The deal involves more than 50% ownership of the team, including all of Sarver’s interest, and a portion of the interest of minority partners. Mat Ishbia will serve as governor, while Justin Ishbia will serve as alternate governor, pending league approval.

12;05pm: Mat Ishbia, a billionaire mortgage lender, is finalizing a deal to buy the Suns, reports ESPN’s Adrian Wojnarowski. Ishbia will pay about $4 billion, according to Wojnarowski, which would be a record price for an NBA team. The WNBA’s Phoenix Mercury will also be part of the deal, Woj adds.
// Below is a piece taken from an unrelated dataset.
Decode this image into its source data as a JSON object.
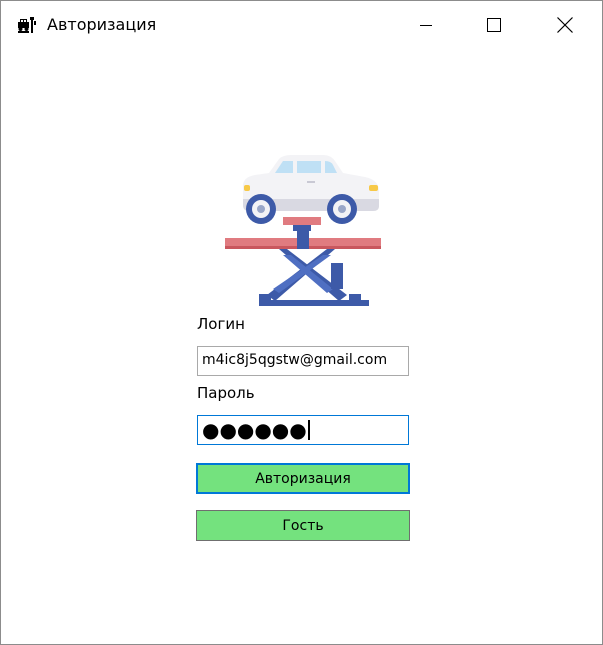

Ishbia is chairman and CEO of United Wholesale Mortgage, which is based in Michigan, and he has a net worth of $5.1 billion, per Forbes. He played college basketball at Michigan State from 1999 to 2002 and won a national championship in 2000. He was part of a group that tried to buy the NFL’s Denver Broncos earlier this year, according to Mike Florio of NBC Sports.

Mat’s brother, Justin Ishiba, will be “a significant investor” as well and will serve as an alternate governor for the team, sources tell Shams Charania of The Athletic (Twitter link).

Current Suns owner Robert Sarver decided to sell the team in September following a lengthy investigation into workplace conditions. The NBA suspended Sarver for a year and fined him $10MM for behavior that “clearly violated common workplace standards.”

The law firm of Wachtell, Lipton, Rosen & Katz, which conducted the investigation, determined that Sarver had used racially insensitive language in the workplace, made inappropriate comments about female employees and treated workers in general in a “demeaning and harsh” manner.

In a statement issued when he decided to sell the Suns, Sarver said he “deeply” regrets the comments he made to employees and vowed to “work on becoming a better person.” He also expressed disappointment at not being able to return to running the team and “make amends” for his behavior.

Sarver purchased the Suns in 2004 for $401MM, so he will realize a huge profit from the sale. The current record price for an NBA team is $2.35 billion, which Joe Tsai paid for the Nets in 2019. As Wojnarowski notes, the Lakers sold a minority share based on a $5 billion valuation, but that deal only involved a small portion of the team’s ownership changing hands.

Although Sarver only owned about one-third of the Suns’ shares, he has the authority to sell the team in full as its managing partner, sources tell ESPN. Mat Ishbia will have to undergo a background check and his purchase of the franchise will be subject to a vote by the NBA’s Board of Governors, but that’s expected to be a formality, per Wojnarowski.

Luke Adams contributed to this story.